This is a rare glimpse of an angry Lincoln. Hundreds of thousands of young men are dead, maimed, wounded because of a cause evil to its core. One can sense Lincoln almost hopes that illicit wealth is destroyed both as our collective due for the institution of slavery and as retribution for those who have been forced to die in order to finally end it.
13. With malice toward none; with charity for all; with the firmness in the right, as God gives us the right, let us strive on the finish the work we are in; to bind up the nations wounds; to care for him who shall have borne the battle, and for his widow, and his orphan – to do all which may achieve and cherish a just, and a lasting peace, among ourselves, and with all nations.
This is both the most famous and the most misunderstood portion of the speech. Lincoln is not simply saying, let bygones be bygones and let’s all be friends. Having earlier told the truth which he believed needed to be told, Lincoln can now set the stage for reconciliation. But, he knows that true reconciliation can come only after the south has come to grips with its responsibility for starting the war and the north has come to grips with its complicity in the industry of slavery.
Note that he does not talk of caring only for Union men who have borne the battle. He is actually talking about caring for Confederate soldiers, their widows and orphans as well. Finally, note that after looking inward for the last twenty years focused on the political and physical conflict over slavery, he ends with a suggestion that we can finally begin to again look outward when he talks about peace with all nations. 40 days later he is assassinated.
Questions to think about when you visit the exhibit.
Why does the exhibit begin with a bust of Thomas Jefferson?
Why is the exhibit entitled, “The American Ideal”?
The quote from Jefferson Davis under clause #4 says that he tried for 12 years to prevent war.
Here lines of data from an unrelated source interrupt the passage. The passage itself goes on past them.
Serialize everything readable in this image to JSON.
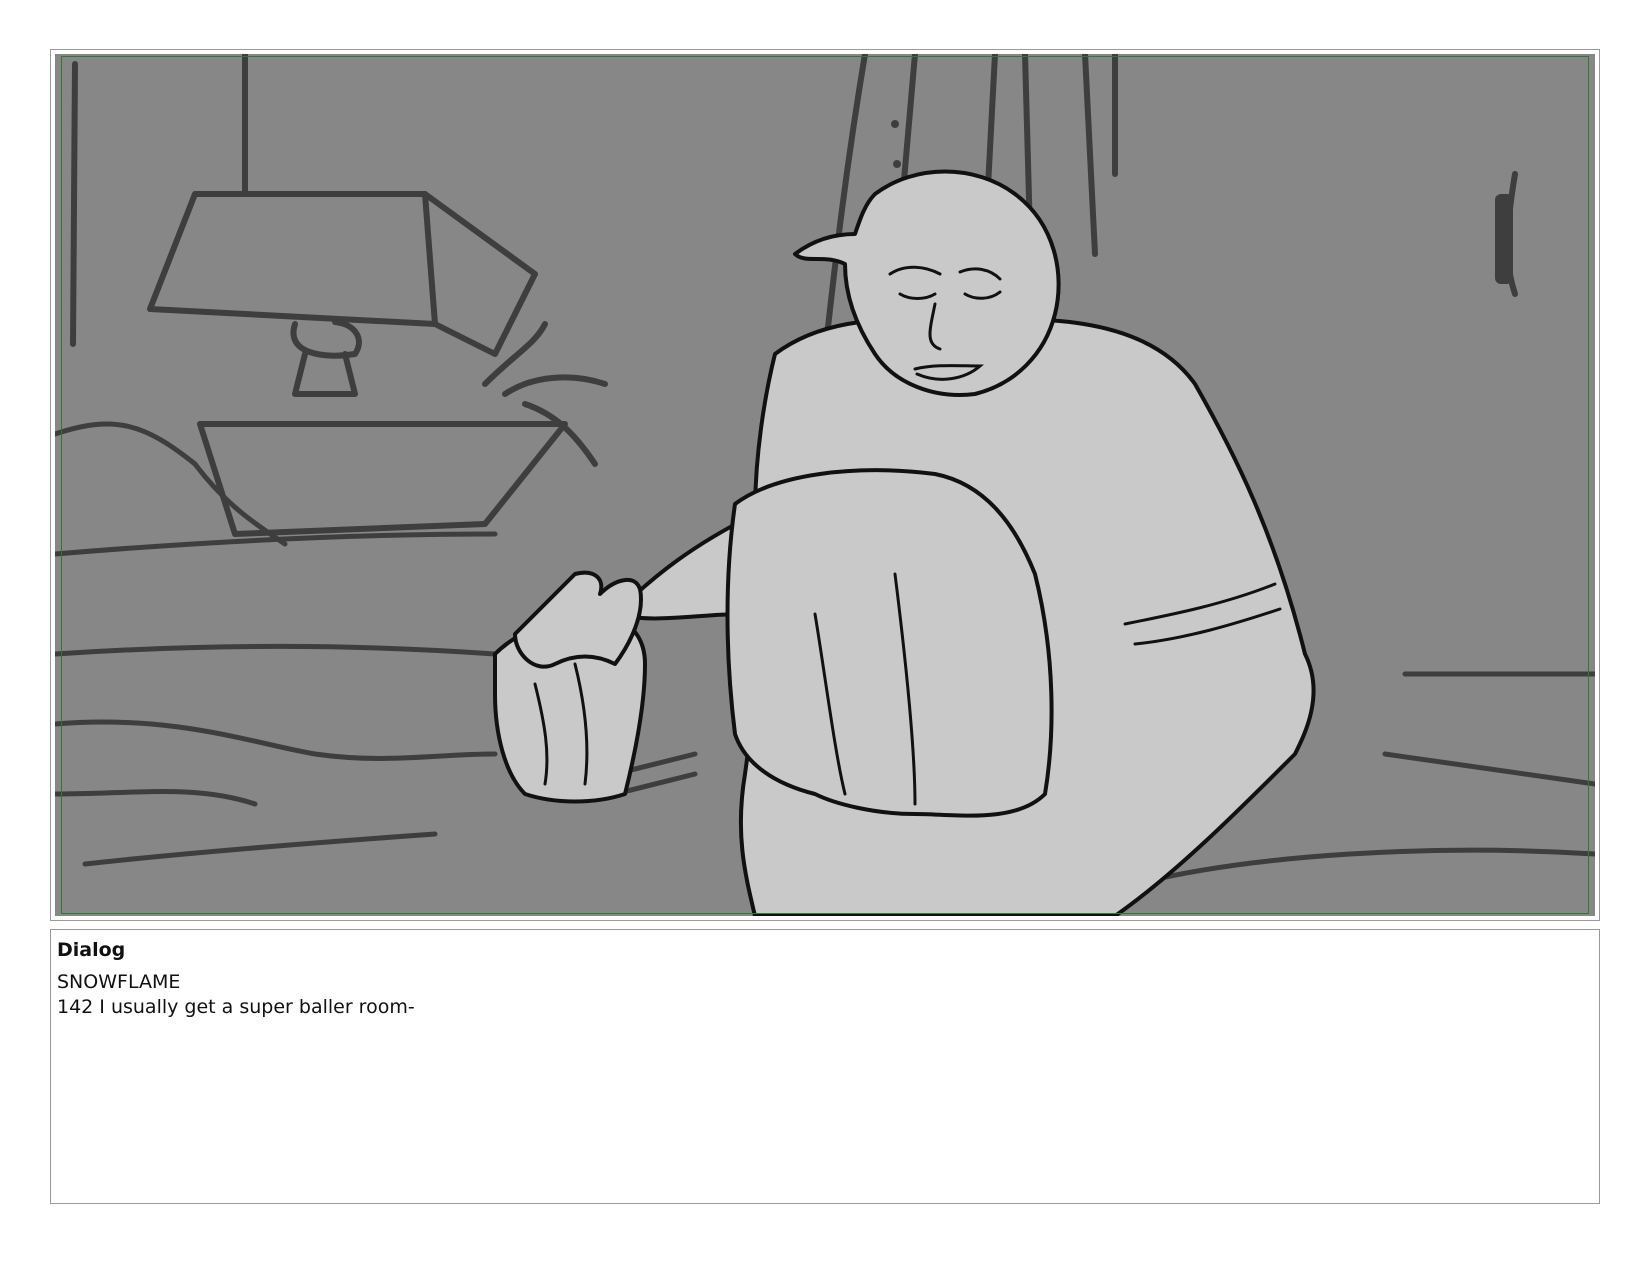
{
  "panel": {
    "image": "storyboard-sketch-character-sitting-on-bed-holding-cloth",
    "frame_color": "#2f7a2f",
    "background_color": "#878787"
  },
  "dialog": {
    "heading": "Dialog",
    "character": "SNOWFLAME",
    "line": "142 I usually get a super baller room-"
  }
}
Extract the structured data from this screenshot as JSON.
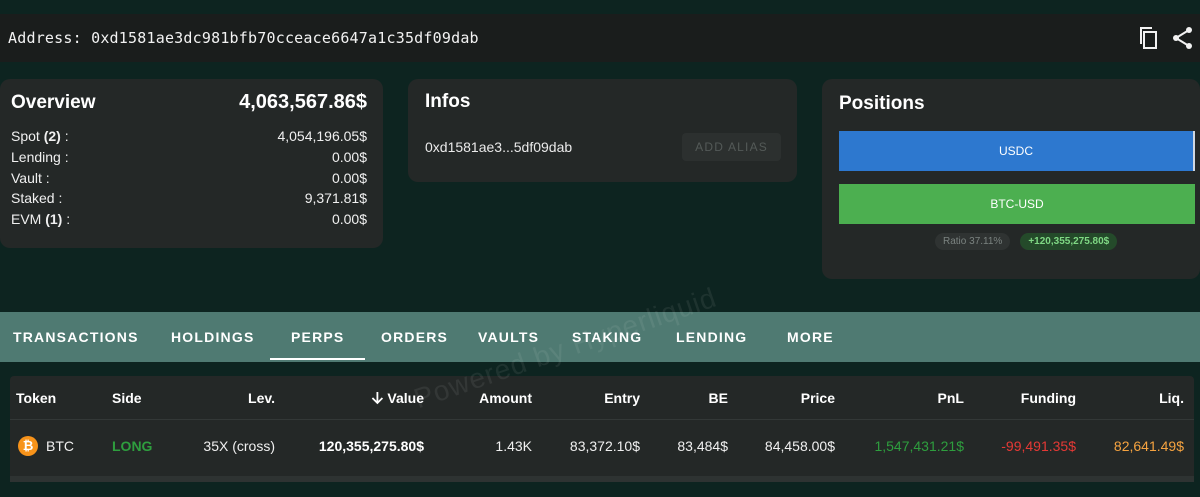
{
  "address": {
    "label": "Address:",
    "value": "0xd1581ae3dc981bfb70cceace6647a1c35df09dab",
    "copy_icon": "copy-icon",
    "share_icon": "share-icon"
  },
  "overview": {
    "title": "Overview",
    "total": "4,063,567.86$",
    "rows": [
      {
        "label": "Spot",
        "count": "(2)",
        "suffix": " :",
        "value": "4,054,196.05$"
      },
      {
        "label": "Lending :",
        "count": "",
        "suffix": "",
        "value": "0.00$"
      },
      {
        "label": "Vault :",
        "count": "",
        "suffix": "",
        "value": "0.00$"
      },
      {
        "label": "Staked :",
        "count": "",
        "suffix": "",
        "value": "9,371.81$"
      },
      {
        "label": "EVM",
        "count": "(1)",
        "suffix": " :",
        "value": "0.00$"
      }
    ]
  },
  "infos": {
    "title": "Infos",
    "short_address": "0xd1581ae3...5df09dab",
    "alias_button": "ADD ALIAS"
  },
  "positions": {
    "title": "Positions",
    "bars": [
      {
        "label": "USDC",
        "color": "#2d78cf"
      },
      {
        "label": "BTC-USD",
        "color": "#4caf50"
      }
    ],
    "ratio_label": "Ratio",
    "ratio_value": "37.11%",
    "pnl": "+120,355,275.80$"
  },
  "tabs": [
    {
      "label": "TRANSACTIONS",
      "active": false
    },
    {
      "label": "HOLDINGS",
      "active": false
    },
    {
      "label": "PERPS",
      "active": true
    },
    {
      "label": "ORDERS",
      "active": false
    },
    {
      "label": "VAULTS",
      "active": false
    },
    {
      "label": "STAKING",
      "active": false
    },
    {
      "label": "LENDING",
      "active": false
    },
    {
      "label": "MORE",
      "active": false
    }
  ],
  "table": {
    "headers": {
      "token": "Token",
      "side": "Side",
      "lev": "Lev.",
      "value": "Value",
      "amount": "Amount",
      "entry": "Entry",
      "be": "BE",
      "price": "Price",
      "pnl": "PnL",
      "funding": "Funding",
      "liq": "Liq."
    },
    "sort_icon": "arrow-down-icon",
    "rows": [
      {
        "token": "BTC",
        "token_icon": "bitcoin-icon",
        "side": "LONG",
        "lev": "35X (cross)",
        "value": "120,355,275.80$",
        "amount": "1.43K",
        "entry": "83,372.10$",
        "be": "83,484$",
        "price": "84,458.00$",
        "pnl": "1,547,431.21$",
        "funding": "-99,491.35$",
        "liq": "82,641.49$"
      }
    ],
    "colors": {
      "long": "#2e9e3e",
      "pnl_positive": "#2e9e3e",
      "funding_negative": "#e53935",
      "liq": "#f5a340"
    }
  },
  "watermark": "Powered by Hyperliquid"
}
Did he?
How many times does Lincoln use the word “I”.
Both Lincoln and Jefferson Davis use the passive language “and the war came.” Why do they do so? Do they do so for the same reason or for different reasons?